Are you Educating your Customers on ADAS?

Consumers are concerningly confused when it comes to this important technology.

Advanced Driver Assistance Systems (ADAS) help drivers avoid on-road collisions by supporting the driver to make safe choices, alerting the driver to potential danger, and intervening to avoid an accident.

ADAS systems are being progressively included in new models (currently at 60 percent) and ADAS now incorporates a wide range of systems from Adaptive Cruise Control to Forward Collision Warnings.
Further, we expect to see this trend increase over the next two years as we see the effect of Australia’s adoption of Autonomous Emergency Braking and Lane Departure warning as mandatory requirements (ADRs) for new car models.

However, consumers do not appear to be keeping up.

Research data indicates that many don’t seem to fully understand the capabilities or how and when to use ADAS, and even if their vehicle is equipped with some features.
Of course, none of this will be news to you as aftermarket and workshop professionals.
As ADAS features increase in a relatively short time frame, a number of concerning key trends are being brought to the fore, including consumer confusion.

Research from 2020 onwards shows that while consumers are showing a preference for selecting vehicle models with ADAS, many are unsure of all of the features and how these systems affect the day-to-day driving experience.

And the fact that the car companies are using different proprietary names for similar systems is adding to the confusion.

Consumers can see the safety benefits, but international research indicates car owners don’t quite understand the capabilities of these systems (70 percent) and that incessant beeping can lead to abandonment and misuse.

We know the average handover of a new vehicle can last for less than 30 minutes and what is evident is that consumers are leaving the showroom with a brand-new car without a full working understanding of the vehicle capability.

To be fair, loading up the new car handover process with more details will probably lead to information overload and interestingly, this gap in consumer understanding is an opportunity that the aftermarket can fill.

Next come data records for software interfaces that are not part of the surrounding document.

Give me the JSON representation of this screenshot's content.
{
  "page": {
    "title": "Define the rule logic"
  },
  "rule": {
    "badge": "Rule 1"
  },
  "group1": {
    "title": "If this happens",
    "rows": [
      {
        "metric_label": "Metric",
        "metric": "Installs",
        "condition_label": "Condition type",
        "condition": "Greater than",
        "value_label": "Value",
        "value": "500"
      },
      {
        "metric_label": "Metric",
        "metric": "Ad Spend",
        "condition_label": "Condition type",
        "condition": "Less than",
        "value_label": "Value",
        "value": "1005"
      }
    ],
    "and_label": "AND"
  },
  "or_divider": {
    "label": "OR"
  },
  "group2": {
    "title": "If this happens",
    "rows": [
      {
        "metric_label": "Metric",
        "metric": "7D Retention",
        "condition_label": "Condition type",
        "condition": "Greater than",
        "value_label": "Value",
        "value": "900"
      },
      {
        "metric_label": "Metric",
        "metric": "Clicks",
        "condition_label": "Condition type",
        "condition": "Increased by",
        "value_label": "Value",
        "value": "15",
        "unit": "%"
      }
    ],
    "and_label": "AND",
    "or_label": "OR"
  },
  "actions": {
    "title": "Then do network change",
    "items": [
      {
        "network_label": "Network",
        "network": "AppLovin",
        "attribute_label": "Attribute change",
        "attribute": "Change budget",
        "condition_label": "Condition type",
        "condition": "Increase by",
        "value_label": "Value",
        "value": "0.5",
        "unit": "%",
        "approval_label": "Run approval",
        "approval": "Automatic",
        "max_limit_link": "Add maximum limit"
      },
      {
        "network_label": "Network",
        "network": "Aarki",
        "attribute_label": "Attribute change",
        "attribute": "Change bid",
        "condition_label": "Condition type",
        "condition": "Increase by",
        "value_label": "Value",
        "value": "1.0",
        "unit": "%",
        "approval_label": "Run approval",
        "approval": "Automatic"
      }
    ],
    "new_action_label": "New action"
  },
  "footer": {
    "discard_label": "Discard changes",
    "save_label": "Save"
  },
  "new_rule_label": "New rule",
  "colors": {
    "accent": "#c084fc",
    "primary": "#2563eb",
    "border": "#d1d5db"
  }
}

Many commentators are already pointing out the need for the automotive industry to better educate and engage consumers on how to incorporate ADAS technology into the day-to-day driving experience.
Perhaps this is a role that we can play – for instance, as we undertake logbook servicing of these new vehicles, there is an opportunity to educate consumers on the features and to intentionally work in a conversation about ADAS.

Options for messaging here include reminding consumers of their systems.

For example, “your car has lane departure warning, how are you finding the lane keeping assist systems, are you using the systems, and do you find the warning noises to be annoying or beneficial?”
This can lead to discussion and a valuable chance to educate consumers on recalibration.

Independent repair and service workshops are increasingly investing in ADAS equipment and training, and the next logical step is that we should tell customers why their choice of repairer was the best choice to check their safety systems are in proper working order.

Of course, we also need to be investing in the training and equipment required to ensure that this is a true statement.

While ADAS features on a whole are far from brand new – ESC and traction control were introduced last century after all – these systems have evolved.

Car makers are bringing out vehicles equipped with more and more varying ranges of advanced technologies and their prevalence can be expected to grow as more innovations in technology are uncovered.

As such, this is the right time for the independent aftermarket to work together to support consumer awareness that we have the training and the technology to ensure their ADAS technology continues to operate within the required operating parameters.

There is also another concerning trend we can expect to see, and the early signs are already here.
That concern is that we are experiencing some subtle public messaging from the car industry implying you can only trust an authorised repairer to service an ADAS-equipped vehicle.
This is clearly not true because Australia’s Motor Vehicle Information Sharing Law mandates the sharing of repair information, but consumers may not know this.

The good news is that the perception of our capability is largely in our own hands.
A clean workshop, knowledgeable staff, state-of-the-art equipment, and constant updates on the progress of the repair can influence perceptions of capability.

Similarly, engaging in an ADAS conversation, ‘pulling back the curtain’ and educating them does a similar job.

It reinforces the message that our industry is ahead of the curve, supporting consumer choice and playing a vital role in keeping our customers and their families safe while enhancing their experiences of driving a sophisticated computer on wheels.

Lesley Yates – AAAA Director of Government Relations and Advocacy

This article was originally published in the March Australian Automotive Aftermarket Magazine

Got a question? Ask us now